The University of Washington’s College of Engineering 2014 fall lecture series will feature faculty researchers in engineering and medicine who are improving cardiac medical care with new technologies.
University of Washington engineers have designed a concept for a fusion reactor that, when scaled up to the size of a large electrical power plant, would rival costs for a new coal-fired plant with similar electrical output.
Jeffrey Heer, a University of Washington associate professor of computer science and engineering, has received an award from the Gordon and Betty Moore Foundation to develop new theories, tools and techniques for data visualization that help scientists see and understand big data.
The UW is one of 16 schools invited to participate in the U.S. Department of Energy and General Motors Co. EcoCAR 3 competition that spans four years with stand-alone contests each spring. Their challenge in this next competition is to convert a Chevrolet Camaro into a hybrid-electric car.
University of Washington engineers have developed a new form of low-power wireless sensing technology that lets users “train” their smartphones to recognize and respond to specific hand gestures near the phone.
University of Washington researchers have taken inspiration from a centuries-old clock design and created a power harvester that uses natural fluctuations in temperature and pressure as its power source.
University of Washington engineers and physicians have developed a smartphone application that checks for jaundice in newborns and can deliver results to parents and pediatricians within minutes.
Scientists have developed what they believe is the thinnest-possible semiconductor, a new class of nanoscale materials made in sheets only three atoms thick.
Shyam Gollakota, a University of Washington assistant professor of computer science and engineering, has been named one of this year’s “Innovators Under 35″ by global media company MIT Technology Review.
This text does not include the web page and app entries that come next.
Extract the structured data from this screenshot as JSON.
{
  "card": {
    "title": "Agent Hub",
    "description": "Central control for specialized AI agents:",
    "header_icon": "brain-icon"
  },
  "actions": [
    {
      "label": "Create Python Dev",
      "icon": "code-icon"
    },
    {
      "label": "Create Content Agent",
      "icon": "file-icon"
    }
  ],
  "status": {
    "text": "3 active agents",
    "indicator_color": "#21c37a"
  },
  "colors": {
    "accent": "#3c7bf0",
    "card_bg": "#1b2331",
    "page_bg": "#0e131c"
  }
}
A UW study found that StopInfo, a new hub for bus stop information in the OneBusAway app, is helpful for blind riders and can promote spontaneous and unfamiliar travel. A UW research team launched the program recently in collaboration with King County Metro.Next Page »